The picture link is here.


Palatable and Contructive Feedback

June 2, 2016

When someone tells you about a new business idea or similar, it’s tempting to focus on any weak points or areas where the approach is incomplete. The likely reaction will then be defensive or unappreciative.

I came across a simple routine to avoid this (often unproductive) battle:

Thankfully, this understanding of the brain reveals a little routine that we can all use to ensure that helpful feedback lands as it’s intended. It goes like this:

1. Tell the other person: “What I like about this is . . .” Give meaningful, specific examples of what you like, and explain why you like them. Aim for as many concrete positive points as you can. Don’t rush.
2. Then say: “What would make me like it even more is . . .”

The goal in the first of these two steps is to be at least as tangible and forthcoming in your praise as you are in your criticism—not just saying “it’s great,” but what specifically is “great” about it. (Matt might’ve said, “I really liked the way you pulled in survey data to support your argument, for example in the section on page two. It tells a great story and sticks in the reader’s mind.”) These sorts of details matter; they make it far more likely that the person properly absorbs the fact that you value aspects of whatever they’ve said or done.

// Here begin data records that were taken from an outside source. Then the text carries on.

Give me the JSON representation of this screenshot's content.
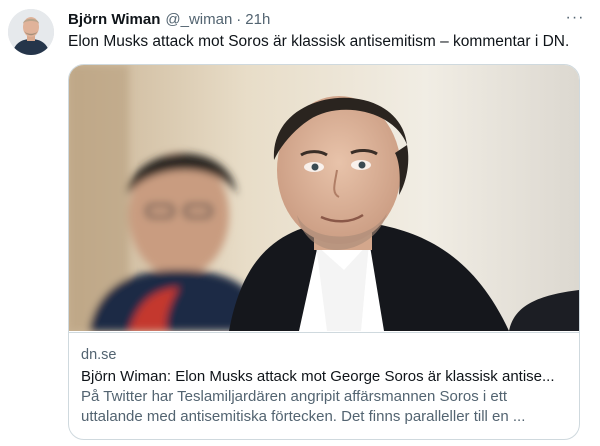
{
  "author": {
    "name": "Björn Wiman",
    "handle": "@_wiman",
    "separator": "·",
    "time": "21h"
  },
  "tweet": {
    "text": "Elon Musks attack mot Soros är klassisk antisemitism – kommentar i DN.",
    "more_icon": "more-horizontal-icon",
    "more_label": "···"
  },
  "link_card": {
    "domain": "dn.se",
    "title": "Björn Wiman: Elon Musks attack mot George Soros är klassisk antise...",
    "description_line1": "På Twitter har Teslamiljardären angripit affärsmannen Soros i ett",
    "description_line2": "uttalande med antisemitiska förtecken. Det finns paralleller till en ..."
  },
  "colors": {
    "text_primary": "#0f1419",
    "text_secondary": "#536471",
    "border": "#cfd9de"
  }
}
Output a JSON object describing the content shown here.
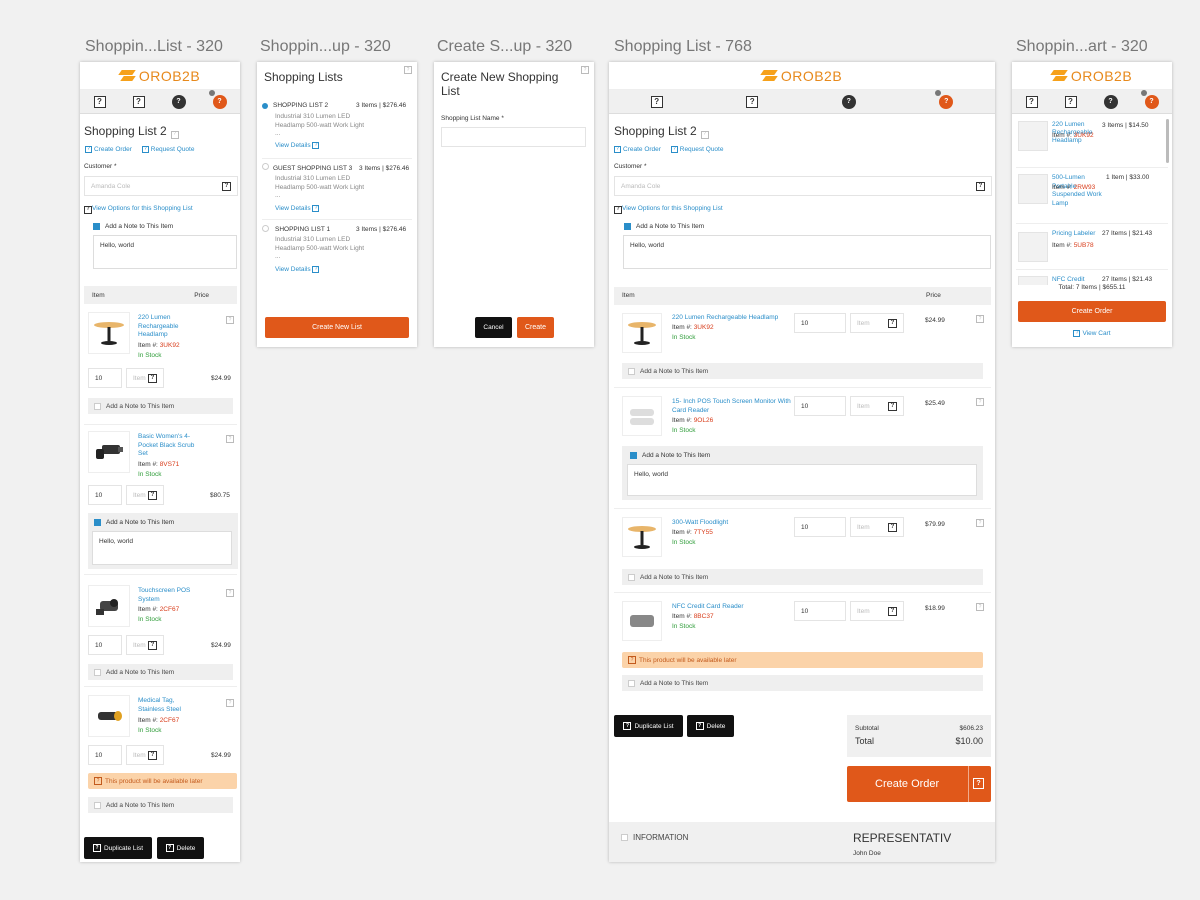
{
  "artboards": {
    "a1": "Shoppin...List - 320",
    "a2": "Shoppin...up - 320",
    "a3": "Create S...up - 320",
    "a4": "Shopping List - 768",
    "a5": "Shoppin...art - 320"
  },
  "logo": "OROB2B",
  "brand_color": "#e0581a",
  "common": {
    "qmark": "?",
    "create_order": "Create Order",
    "request_quote": "Request Quote",
    "customer_label": "Customer *",
    "customer_placeholder": "Amanda Cole",
    "view_options": "View Options for this Shopping List",
    "add_note": "Add a Note to This Item",
    "note_text": "Hello, world",
    "item_col": "Item",
    "price_col": "Price",
    "item_no": "Item #:",
    "in_stock": "In Stock",
    "unit_ph": "Item",
    "avail_later": "This product will be available later",
    "duplicate": "Duplicate List",
    "delete": "Delete"
  },
  "list320": {
    "title": "Shopping List 2",
    "products": [
      {
        "name": "220 Lumen Rechargeable Headlamp",
        "sku": "3UK92",
        "qty": "10",
        "price": "$24.99"
      },
      {
        "name": "Basic Women's 4-Pocket Black Scrub Set",
        "sku": "8VS71",
        "qty": "10",
        "price": "$80.75"
      },
      {
        "name": "Touchscreen POS System",
        "sku": "2CF67",
        "qty": "10",
        "price": "$24.99"
      },
      {
        "name": "Medical Tag, Stainless Steel",
        "sku": "2CF67",
        "qty": "10",
        "price": "$24.99"
      }
    ]
  },
  "popup": {
    "title": "Shopping Lists",
    "lists": [
      {
        "name": "SHOPPING LIST 2",
        "summary": "3 Items | $276.46",
        "line1": "Industrial 310 Lumen LED",
        "line2": "Headlamp 500-watt Work Light",
        "more": "...",
        "details": "View Details"
      },
      {
        "name": "GUEST SHOPPING LIST 3",
        "summary": "3 Items | $276.46",
        "line1": "Industrial 310 Lumen LED",
        "line2": "Headlamp 500-watt Work Light",
        "more": "...",
        "details": "View Details"
      },
      {
        "name": "SHOPPING LIST 1",
        "summary": "3 Items | $276.46",
        "line1": "Industrial 310 Lumen LED",
        "line2": "Headlamp 500-watt Work Light",
        "more": "...",
        "details": "View Details"
      }
    ],
    "create_btn": "Create New List"
  },
  "create": {
    "title": "Create New Shopping List",
    "name_label": "Shopping List Name *",
    "cancel": "Cancel",
    "create": "Create"
  },
  "list768": {
    "title": "Shopping List 2",
    "products": [
      {
        "name": "220 Lumen Rechargeable Headlamp",
        "sku": "3UK92",
        "qty": "10",
        "price": "$24.99"
      },
      {
        "name": "15- Inch POS Touch Screen Monitor With Card Reader",
        "sku": "9OL26",
        "qty": "10",
        "price": "$25.49"
      },
      {
        "name": "300-Watt Floodlight",
        "sku": "7TY55",
        "qty": "10",
        "price": "$79.99"
      },
      {
        "name": "NFC Credit Card Reader",
        "sku": "8BC37",
        "qty": "10",
        "price": "$18.99"
      }
    ],
    "subtotal_label": "Subtotal",
    "subtotal": "$606.23",
    "total_label": "Total",
    "total": "$10.00",
    "create_order_big": "Create Order",
    "information": "INFORMATION",
    "representative": "REPRESENTATIV",
    "rep_name": "John Doe"
  },
  "cart": {
    "items": [
      {
        "name": "220 Lumen Rechargeable Headlamp",
        "summary": "3 Items | $14.50",
        "sku": "3UK92"
      },
      {
        "name": "500-Lumen Portable Suspended Work Lamp",
        "summary": "1 Item | $33.00",
        "sku": "2RW93"
      },
      {
        "name": "Pricing Labeler",
        "summary": "27 Items | $21.43",
        "sku": "5UB78"
      },
      {
        "name": "NFC Credit",
        "summary": "27 Items | $21.43",
        "sku": ""
      }
    ],
    "total": "Total: 7 Items | $655.11",
    "create_order": "Create Order",
    "view_cart": "View Cart"
  }
}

Now all I have to do is to remember to actually use it and see how effective it is!